| Aim of the exercise |
Scan the entries that follow for the word "icon", then report every line in which it appears.

| Supplied data |
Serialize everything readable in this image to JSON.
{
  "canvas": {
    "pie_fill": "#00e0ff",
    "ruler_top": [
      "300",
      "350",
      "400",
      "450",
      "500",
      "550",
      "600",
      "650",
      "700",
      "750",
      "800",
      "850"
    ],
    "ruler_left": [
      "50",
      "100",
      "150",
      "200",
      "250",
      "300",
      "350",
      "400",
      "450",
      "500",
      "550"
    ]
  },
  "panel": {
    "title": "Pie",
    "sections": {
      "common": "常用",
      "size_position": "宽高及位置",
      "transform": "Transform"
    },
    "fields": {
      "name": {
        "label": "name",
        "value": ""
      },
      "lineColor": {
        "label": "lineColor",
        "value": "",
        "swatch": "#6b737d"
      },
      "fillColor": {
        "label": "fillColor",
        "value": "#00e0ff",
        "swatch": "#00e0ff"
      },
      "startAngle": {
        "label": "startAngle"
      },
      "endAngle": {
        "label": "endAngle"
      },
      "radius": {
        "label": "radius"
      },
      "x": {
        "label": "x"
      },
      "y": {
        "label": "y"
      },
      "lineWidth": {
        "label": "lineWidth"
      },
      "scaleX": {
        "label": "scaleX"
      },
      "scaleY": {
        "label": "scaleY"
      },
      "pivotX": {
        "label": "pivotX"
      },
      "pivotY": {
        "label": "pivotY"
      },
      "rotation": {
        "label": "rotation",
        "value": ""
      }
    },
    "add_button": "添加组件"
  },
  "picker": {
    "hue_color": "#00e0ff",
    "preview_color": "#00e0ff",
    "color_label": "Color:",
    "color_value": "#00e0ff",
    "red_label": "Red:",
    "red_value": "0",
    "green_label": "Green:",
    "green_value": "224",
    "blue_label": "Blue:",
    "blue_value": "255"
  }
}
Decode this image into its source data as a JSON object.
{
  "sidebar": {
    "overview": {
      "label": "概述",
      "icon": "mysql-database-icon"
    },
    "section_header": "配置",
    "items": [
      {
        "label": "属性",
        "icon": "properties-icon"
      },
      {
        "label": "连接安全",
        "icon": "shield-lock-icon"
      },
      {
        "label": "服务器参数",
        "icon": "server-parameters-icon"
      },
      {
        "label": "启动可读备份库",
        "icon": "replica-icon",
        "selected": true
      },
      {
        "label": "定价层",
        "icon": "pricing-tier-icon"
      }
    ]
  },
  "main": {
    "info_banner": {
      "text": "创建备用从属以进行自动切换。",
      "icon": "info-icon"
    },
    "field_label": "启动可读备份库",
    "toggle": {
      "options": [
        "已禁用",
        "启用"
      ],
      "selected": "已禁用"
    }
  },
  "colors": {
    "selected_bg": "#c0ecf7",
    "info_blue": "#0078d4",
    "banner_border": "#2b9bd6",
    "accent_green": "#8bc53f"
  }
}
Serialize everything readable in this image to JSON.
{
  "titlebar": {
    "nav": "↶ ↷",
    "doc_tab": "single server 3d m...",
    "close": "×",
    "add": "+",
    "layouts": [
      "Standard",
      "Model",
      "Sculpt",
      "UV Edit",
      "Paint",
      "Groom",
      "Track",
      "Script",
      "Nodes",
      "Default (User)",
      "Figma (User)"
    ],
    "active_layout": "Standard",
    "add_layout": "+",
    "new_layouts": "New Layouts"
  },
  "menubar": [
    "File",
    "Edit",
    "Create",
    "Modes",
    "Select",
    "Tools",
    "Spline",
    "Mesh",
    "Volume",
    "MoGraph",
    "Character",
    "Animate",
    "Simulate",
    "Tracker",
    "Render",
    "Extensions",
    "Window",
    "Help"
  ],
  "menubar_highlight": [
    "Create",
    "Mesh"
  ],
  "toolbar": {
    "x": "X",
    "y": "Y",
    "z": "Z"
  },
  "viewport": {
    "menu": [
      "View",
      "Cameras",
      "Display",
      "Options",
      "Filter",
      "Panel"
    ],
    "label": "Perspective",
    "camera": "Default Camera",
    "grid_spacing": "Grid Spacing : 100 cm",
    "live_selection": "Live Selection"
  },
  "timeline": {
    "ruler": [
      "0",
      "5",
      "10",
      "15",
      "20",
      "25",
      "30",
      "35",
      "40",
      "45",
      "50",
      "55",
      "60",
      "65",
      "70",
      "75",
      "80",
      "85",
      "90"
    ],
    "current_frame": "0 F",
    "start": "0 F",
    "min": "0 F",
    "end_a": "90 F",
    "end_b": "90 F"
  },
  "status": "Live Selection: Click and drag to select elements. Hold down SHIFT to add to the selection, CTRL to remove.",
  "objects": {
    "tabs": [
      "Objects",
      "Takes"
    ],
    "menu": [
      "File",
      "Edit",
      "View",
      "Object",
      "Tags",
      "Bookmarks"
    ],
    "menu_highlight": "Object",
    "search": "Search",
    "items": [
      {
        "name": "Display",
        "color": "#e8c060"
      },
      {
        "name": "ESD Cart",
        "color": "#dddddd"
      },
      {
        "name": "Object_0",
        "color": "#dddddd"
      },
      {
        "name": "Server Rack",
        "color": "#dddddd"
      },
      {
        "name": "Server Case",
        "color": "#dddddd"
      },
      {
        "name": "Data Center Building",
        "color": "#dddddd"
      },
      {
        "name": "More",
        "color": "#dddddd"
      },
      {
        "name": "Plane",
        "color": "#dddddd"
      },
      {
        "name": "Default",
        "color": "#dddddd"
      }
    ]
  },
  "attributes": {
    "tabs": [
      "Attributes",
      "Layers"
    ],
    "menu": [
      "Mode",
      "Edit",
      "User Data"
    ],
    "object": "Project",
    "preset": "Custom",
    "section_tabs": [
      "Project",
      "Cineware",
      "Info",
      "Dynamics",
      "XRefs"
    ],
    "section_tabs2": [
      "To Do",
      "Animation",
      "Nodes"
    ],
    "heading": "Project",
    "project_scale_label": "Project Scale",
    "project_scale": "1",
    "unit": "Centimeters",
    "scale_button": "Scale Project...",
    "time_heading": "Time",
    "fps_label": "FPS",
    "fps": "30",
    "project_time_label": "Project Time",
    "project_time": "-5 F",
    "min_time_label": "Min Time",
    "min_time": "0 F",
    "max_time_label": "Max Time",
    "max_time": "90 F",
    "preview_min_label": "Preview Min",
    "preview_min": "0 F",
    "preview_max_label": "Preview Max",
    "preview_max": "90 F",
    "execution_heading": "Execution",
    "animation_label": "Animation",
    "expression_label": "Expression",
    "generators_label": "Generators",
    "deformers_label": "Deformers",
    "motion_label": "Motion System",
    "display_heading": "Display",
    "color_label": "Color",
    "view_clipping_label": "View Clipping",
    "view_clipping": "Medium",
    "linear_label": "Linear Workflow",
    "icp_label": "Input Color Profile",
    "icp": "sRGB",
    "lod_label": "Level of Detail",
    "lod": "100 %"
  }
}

| Result |
      "icon": "mysql-database-icon"
        "icon": "properties-icon"
        "icon": "shield-lock-icon"
        "icon": "server-parameters-icon"
        "icon": "replica-icon",
        "icon": "pricing-tier-icon"
      "icon": "info-icon"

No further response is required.